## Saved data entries

┄┄┄┄┄┄

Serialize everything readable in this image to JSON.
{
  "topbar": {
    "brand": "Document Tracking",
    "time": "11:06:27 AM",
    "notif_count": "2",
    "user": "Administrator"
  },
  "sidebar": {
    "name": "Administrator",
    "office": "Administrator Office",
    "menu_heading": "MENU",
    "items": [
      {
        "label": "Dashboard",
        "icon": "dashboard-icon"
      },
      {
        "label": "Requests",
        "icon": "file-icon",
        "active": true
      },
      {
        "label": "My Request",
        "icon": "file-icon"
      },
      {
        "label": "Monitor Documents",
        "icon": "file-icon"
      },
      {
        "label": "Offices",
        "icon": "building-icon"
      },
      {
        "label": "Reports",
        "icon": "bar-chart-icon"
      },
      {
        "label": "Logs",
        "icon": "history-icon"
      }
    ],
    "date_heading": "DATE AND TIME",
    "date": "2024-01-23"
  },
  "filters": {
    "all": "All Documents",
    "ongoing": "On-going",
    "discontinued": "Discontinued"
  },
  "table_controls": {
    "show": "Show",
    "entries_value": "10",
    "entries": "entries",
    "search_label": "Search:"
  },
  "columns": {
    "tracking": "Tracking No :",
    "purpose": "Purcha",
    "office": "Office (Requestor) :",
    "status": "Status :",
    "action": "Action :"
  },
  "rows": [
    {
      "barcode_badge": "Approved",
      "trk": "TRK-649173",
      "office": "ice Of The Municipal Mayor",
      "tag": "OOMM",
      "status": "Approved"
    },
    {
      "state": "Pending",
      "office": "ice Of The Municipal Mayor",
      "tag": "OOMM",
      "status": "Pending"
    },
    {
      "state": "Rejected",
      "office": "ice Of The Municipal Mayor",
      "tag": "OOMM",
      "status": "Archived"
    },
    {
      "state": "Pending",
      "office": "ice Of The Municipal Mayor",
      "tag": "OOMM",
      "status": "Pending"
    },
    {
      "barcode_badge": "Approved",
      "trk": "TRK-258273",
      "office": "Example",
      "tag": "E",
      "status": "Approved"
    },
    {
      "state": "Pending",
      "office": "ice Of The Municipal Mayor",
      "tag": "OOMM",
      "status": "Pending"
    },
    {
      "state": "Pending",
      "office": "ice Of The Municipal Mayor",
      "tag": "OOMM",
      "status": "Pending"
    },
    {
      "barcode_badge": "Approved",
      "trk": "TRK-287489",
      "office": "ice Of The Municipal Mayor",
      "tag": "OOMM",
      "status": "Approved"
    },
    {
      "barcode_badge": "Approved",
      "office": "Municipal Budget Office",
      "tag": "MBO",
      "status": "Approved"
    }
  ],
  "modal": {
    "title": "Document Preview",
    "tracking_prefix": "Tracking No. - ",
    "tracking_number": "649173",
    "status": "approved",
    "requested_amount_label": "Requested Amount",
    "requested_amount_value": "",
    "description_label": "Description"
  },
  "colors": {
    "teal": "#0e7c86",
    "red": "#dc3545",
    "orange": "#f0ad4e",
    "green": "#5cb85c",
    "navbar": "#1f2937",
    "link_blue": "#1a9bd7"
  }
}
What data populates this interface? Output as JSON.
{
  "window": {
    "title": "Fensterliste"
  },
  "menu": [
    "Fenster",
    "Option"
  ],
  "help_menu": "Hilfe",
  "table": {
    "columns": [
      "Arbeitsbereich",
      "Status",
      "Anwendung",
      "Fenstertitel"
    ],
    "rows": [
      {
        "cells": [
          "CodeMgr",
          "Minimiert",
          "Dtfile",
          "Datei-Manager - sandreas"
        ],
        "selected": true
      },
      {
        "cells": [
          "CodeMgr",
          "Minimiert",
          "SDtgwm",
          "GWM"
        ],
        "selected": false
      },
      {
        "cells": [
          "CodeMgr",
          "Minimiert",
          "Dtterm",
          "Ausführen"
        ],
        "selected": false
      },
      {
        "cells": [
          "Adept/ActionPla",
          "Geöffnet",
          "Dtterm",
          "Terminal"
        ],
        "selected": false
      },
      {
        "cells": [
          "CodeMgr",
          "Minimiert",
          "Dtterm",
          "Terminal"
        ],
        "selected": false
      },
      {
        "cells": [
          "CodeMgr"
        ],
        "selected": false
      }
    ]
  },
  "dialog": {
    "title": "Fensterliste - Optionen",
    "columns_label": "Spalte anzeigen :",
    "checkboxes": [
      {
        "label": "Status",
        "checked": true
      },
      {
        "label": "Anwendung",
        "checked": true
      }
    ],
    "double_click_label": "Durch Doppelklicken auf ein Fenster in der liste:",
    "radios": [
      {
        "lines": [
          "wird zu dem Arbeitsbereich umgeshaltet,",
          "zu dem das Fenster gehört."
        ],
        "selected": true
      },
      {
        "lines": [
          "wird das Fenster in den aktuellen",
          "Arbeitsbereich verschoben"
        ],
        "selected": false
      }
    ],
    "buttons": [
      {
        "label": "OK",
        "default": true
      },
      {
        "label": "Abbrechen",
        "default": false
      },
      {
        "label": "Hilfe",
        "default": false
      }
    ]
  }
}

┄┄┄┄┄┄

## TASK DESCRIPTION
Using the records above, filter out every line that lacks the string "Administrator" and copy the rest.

## RESULT FOR THIS EXERCISE
    "user": "Administrator"
    "name": "Administrator",
    "office": "Administrator Office",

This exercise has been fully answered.